[Dataset records]
◇ ◇ ◇
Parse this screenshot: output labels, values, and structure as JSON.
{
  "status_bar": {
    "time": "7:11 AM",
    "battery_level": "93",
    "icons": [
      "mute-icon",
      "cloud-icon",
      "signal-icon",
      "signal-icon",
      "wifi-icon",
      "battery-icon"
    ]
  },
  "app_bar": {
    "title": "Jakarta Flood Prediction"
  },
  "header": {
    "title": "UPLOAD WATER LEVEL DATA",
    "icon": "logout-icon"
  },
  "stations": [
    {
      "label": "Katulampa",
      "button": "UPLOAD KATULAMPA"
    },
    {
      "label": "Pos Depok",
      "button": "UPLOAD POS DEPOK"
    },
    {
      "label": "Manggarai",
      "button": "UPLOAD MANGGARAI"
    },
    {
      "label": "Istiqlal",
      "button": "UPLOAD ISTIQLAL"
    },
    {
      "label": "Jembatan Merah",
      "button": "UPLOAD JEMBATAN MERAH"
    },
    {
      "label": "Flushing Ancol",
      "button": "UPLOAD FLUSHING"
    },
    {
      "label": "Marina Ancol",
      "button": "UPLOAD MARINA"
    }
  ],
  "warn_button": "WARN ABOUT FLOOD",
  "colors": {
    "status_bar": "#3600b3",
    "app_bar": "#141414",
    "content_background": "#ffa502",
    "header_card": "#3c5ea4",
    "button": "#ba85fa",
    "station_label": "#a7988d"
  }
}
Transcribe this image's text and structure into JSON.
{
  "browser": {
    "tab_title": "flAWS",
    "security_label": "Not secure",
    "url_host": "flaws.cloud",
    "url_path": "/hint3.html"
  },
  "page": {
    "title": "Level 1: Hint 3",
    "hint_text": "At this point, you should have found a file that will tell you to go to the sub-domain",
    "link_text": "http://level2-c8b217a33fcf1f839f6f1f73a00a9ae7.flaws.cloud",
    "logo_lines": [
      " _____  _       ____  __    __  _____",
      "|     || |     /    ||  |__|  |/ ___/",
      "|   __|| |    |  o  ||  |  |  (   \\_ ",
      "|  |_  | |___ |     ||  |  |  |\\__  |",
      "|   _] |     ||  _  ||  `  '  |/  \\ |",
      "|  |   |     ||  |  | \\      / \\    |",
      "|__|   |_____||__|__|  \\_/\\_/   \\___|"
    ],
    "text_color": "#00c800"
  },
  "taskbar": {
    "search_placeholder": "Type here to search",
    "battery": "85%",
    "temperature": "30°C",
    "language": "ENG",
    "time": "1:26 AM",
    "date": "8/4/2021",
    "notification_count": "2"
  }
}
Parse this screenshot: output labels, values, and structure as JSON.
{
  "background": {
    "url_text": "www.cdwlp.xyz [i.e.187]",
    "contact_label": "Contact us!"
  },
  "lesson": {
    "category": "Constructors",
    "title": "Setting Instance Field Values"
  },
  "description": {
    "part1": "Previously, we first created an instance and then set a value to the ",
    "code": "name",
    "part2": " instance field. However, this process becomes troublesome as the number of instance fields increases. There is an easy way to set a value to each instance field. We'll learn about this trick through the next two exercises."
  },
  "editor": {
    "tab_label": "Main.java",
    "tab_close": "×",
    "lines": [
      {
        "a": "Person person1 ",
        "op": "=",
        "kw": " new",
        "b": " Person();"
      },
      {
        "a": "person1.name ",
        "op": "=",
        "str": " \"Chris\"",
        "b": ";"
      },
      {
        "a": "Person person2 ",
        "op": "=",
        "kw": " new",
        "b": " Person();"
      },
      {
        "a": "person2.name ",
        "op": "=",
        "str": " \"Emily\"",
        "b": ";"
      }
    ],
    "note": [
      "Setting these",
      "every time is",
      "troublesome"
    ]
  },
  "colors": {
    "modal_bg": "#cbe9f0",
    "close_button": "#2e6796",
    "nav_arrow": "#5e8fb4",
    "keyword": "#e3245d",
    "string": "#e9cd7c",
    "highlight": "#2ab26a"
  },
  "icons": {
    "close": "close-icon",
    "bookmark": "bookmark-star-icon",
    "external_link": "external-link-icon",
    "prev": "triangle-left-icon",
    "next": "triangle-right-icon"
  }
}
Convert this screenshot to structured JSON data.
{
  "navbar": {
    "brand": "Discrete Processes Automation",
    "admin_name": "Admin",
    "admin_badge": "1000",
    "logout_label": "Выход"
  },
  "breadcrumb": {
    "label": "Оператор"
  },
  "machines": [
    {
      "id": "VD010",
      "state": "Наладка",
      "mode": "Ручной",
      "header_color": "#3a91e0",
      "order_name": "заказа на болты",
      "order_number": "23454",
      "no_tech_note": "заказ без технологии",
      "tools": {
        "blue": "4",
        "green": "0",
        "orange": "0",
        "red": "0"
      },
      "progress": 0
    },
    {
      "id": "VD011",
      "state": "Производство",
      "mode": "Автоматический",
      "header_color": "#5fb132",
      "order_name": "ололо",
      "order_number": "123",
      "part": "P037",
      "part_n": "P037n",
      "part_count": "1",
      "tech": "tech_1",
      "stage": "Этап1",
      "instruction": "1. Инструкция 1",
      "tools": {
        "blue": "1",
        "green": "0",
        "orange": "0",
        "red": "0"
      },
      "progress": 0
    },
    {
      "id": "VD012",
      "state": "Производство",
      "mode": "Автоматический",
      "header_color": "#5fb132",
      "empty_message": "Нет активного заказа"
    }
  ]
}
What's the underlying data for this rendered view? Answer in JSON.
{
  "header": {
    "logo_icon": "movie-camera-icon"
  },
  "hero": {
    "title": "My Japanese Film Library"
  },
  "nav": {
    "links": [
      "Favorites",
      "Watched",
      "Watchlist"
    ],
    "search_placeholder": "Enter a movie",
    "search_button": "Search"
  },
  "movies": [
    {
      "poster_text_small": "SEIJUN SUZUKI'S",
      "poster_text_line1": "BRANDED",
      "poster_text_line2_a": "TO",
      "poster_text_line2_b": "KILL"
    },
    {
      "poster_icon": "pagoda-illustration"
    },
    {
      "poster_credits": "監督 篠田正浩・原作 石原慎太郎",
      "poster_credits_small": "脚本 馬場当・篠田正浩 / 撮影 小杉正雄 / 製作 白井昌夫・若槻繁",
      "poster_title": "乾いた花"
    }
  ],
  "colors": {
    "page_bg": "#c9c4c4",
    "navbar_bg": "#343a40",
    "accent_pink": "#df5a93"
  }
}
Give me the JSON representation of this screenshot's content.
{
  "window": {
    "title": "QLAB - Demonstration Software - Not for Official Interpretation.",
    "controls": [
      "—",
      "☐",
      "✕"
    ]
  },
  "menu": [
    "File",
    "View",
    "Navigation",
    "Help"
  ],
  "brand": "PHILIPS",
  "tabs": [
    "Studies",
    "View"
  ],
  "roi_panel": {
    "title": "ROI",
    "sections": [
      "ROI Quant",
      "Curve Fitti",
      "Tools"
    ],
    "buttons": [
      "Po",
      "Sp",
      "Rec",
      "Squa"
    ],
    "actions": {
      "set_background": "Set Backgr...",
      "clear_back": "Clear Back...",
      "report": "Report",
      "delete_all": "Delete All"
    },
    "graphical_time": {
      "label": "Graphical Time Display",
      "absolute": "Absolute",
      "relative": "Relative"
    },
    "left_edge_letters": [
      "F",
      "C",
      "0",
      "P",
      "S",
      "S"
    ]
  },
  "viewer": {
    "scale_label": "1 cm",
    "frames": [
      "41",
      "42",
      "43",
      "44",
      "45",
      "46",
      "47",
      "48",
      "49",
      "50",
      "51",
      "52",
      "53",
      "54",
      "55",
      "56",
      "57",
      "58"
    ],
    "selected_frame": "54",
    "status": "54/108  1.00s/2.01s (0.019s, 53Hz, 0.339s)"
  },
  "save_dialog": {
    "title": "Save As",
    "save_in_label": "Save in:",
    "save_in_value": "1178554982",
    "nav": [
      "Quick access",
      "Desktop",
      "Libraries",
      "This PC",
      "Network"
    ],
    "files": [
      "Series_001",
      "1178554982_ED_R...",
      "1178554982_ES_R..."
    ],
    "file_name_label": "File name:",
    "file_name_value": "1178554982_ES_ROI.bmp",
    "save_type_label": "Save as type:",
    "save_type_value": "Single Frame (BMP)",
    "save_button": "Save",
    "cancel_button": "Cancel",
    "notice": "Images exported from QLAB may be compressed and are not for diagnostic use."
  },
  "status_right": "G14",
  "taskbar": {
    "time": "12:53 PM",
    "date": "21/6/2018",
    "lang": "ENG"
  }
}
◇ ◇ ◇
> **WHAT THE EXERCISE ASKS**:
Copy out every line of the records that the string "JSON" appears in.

> **RESULT**:
Parse this screenshot: output labels, values, and structure as JSON.
Transcribe this image's text and structure into JSON.
Parse this screenshot: output labels, values, and structure as JSON.
Convert this screenshot to structured JSON data.
What's the underlying data for this rendered view? Answer in JSON.
Give me the JSON representation of this screenshot's content.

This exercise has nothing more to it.